“I think it’s a major step forward to improving a very, very heavy backlog, particularly in family court matters,” she said Thursday. “I think they finally get it, how negative it is.”
Toal, who served 13 years in the House, said custody and visitation issues can hang for several years: “These are families in terrible distress, sometimes overlain by issues of domestic violence and turbulence. These things need rapid attention.”
Legislators who are attorneys confirm the judicial backlog is delaying routine hearings for months and the resolution of cases for years, whether for criminal prosecution or family adoptions.
Both chambers’ budget proposals include money for more judges. The House one-upped the Senate by including money for 12 judges, rather than nine, but that’s more than the proposed law allows.
A bill approved in the final hours would allow nonviolent felonies to be erased from the records of now-upstanding citizens. Sponsoring Rep. Todd Rutherford, D-Columbia, said too many residents can’t find work because employers won’t hire those with a criminal record, no matter how old the crime.
“Hopefully, it will chip away at the class of people who are unemployable,” he said.
The state already allows people convicted of a misdemeanor to have the charge expunged. The bill is meant to provide a path for those convicted of low-level felonies, such as shoplifting and non-trafficking drug charges.
Only ex-cons who have received a pardon from the state pardon and parole board could apply for their records to be cleared. And the bill allows only one such do-over. The request would be denied if a victim or officer objects.
Under a bill given final approval Wednesday, seventh-grade students could get a free vaccine to prevent a sexually transmitted, cancer-causing virus.

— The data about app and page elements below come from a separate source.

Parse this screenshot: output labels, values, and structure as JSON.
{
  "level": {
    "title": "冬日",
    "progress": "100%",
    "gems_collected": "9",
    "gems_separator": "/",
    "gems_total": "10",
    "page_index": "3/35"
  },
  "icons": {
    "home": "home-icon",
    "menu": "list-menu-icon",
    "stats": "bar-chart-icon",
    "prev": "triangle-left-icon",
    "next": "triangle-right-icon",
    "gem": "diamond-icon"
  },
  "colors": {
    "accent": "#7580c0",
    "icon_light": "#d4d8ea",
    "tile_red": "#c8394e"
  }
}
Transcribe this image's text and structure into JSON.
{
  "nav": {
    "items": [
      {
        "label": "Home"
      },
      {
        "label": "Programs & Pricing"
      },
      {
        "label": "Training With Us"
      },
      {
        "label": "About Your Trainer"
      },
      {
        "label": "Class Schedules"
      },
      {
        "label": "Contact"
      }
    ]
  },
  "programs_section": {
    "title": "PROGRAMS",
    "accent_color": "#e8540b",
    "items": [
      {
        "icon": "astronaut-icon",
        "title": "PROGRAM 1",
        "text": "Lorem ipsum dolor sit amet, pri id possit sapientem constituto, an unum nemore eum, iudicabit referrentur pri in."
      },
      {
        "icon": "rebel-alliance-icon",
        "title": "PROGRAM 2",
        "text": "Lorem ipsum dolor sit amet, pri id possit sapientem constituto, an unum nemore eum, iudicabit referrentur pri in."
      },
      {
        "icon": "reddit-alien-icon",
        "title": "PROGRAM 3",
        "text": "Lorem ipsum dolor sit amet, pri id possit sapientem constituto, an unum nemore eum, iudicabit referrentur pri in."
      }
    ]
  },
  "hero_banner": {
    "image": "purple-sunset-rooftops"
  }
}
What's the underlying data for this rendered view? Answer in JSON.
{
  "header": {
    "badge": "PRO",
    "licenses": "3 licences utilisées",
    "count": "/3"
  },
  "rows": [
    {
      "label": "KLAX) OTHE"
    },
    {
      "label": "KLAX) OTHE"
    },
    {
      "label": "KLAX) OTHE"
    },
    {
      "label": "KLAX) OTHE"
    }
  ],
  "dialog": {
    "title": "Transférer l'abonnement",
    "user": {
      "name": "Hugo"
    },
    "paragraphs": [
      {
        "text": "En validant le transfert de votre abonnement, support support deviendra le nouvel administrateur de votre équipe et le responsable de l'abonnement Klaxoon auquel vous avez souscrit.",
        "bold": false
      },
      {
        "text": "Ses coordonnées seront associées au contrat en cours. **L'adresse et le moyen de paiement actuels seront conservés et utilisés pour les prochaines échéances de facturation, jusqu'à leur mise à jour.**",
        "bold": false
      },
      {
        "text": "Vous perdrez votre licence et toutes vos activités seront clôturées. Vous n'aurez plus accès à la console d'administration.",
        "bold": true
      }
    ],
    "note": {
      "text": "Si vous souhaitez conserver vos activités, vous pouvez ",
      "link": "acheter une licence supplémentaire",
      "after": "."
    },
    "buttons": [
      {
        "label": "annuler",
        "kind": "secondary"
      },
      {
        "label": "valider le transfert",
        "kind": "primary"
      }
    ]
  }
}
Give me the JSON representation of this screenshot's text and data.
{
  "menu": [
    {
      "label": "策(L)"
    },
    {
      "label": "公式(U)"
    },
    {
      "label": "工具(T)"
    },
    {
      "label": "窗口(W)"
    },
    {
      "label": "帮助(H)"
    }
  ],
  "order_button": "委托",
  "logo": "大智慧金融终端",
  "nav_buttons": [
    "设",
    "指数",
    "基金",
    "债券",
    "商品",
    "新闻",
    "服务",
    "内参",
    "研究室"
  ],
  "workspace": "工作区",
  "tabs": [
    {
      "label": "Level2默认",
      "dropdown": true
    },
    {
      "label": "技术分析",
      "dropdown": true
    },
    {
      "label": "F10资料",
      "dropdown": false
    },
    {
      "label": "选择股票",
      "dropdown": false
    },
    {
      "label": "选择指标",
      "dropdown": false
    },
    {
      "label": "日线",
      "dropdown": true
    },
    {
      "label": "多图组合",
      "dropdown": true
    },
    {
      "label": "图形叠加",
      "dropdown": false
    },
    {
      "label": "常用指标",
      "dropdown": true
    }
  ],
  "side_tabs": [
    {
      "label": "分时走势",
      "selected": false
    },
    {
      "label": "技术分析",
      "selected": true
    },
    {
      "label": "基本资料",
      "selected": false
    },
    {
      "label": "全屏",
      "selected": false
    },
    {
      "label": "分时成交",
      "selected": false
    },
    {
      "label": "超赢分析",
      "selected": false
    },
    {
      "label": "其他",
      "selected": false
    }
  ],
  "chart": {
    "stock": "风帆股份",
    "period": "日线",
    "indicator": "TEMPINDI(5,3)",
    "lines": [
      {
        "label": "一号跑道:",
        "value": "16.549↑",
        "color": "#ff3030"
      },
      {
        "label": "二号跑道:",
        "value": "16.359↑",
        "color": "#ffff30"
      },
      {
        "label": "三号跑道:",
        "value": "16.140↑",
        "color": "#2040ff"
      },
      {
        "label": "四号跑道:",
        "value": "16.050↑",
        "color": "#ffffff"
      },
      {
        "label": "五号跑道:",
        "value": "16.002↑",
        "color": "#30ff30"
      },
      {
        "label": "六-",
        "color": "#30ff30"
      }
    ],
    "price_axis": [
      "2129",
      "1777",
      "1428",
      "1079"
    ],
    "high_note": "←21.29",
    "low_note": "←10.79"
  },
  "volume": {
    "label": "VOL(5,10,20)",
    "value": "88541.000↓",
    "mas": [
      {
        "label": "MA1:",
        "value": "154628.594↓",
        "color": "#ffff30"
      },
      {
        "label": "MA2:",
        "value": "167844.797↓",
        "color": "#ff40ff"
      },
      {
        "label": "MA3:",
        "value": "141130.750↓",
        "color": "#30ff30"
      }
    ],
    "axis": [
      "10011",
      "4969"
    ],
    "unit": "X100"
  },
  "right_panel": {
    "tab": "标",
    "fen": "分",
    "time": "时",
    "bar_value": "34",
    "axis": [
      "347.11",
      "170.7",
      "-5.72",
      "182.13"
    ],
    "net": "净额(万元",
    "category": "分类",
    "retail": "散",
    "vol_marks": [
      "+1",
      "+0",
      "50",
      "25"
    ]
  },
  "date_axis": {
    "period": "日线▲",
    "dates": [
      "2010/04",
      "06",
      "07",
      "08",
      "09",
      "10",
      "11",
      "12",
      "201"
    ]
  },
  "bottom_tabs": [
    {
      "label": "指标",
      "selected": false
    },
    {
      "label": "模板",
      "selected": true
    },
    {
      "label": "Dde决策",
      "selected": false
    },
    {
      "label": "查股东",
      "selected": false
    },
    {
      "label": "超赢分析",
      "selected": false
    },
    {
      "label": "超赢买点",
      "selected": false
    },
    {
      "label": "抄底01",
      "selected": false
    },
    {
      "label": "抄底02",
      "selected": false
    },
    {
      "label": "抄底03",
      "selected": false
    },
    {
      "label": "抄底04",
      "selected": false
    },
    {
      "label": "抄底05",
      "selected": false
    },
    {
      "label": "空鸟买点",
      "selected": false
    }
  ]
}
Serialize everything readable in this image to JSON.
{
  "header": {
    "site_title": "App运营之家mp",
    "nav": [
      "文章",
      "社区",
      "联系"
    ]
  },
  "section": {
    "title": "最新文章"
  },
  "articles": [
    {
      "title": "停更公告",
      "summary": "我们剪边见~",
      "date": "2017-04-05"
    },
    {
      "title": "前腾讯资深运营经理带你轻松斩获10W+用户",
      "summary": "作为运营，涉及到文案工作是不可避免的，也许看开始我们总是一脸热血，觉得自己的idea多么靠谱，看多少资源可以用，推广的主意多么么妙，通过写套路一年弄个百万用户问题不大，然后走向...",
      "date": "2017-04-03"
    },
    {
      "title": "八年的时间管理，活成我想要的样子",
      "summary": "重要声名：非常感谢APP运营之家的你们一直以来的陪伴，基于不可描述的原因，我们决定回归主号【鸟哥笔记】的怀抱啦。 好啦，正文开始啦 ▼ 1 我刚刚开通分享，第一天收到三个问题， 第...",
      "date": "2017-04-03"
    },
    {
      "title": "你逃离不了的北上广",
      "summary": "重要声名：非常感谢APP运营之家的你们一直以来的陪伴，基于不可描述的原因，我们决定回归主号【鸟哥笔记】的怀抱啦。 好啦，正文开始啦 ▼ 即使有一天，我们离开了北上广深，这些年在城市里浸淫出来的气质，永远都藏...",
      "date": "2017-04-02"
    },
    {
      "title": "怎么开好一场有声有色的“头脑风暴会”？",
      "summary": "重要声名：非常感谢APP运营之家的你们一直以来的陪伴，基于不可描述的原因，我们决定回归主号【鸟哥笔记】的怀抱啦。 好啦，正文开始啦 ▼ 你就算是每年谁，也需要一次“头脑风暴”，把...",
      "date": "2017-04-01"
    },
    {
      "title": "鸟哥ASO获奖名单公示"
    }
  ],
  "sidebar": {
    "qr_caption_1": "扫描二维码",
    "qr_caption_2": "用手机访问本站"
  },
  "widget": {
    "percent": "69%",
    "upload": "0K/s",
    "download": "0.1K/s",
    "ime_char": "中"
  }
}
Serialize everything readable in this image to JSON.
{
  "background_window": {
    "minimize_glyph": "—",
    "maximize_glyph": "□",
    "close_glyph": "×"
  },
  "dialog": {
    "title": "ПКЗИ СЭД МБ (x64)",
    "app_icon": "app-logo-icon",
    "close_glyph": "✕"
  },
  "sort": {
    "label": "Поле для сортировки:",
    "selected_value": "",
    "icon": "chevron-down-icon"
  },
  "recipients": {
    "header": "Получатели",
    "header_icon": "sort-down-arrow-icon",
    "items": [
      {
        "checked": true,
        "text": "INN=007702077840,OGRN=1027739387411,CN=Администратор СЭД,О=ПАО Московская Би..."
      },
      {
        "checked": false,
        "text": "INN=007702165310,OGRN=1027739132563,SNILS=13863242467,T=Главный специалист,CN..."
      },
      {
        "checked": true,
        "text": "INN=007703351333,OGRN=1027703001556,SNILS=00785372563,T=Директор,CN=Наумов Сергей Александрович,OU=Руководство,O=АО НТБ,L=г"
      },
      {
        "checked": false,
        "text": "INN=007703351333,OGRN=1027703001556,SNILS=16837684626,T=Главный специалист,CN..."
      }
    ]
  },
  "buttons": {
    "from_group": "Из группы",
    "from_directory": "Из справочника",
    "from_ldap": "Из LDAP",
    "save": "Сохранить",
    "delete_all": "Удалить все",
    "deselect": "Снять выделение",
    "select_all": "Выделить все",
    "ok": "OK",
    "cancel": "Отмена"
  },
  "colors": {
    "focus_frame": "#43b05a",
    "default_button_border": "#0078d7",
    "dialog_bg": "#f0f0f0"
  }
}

The measure makes it an option, not a mandate. Informational brochures on the vaccine for human papillomavirus, known as HPV, would be provided to parents of sixth-graders.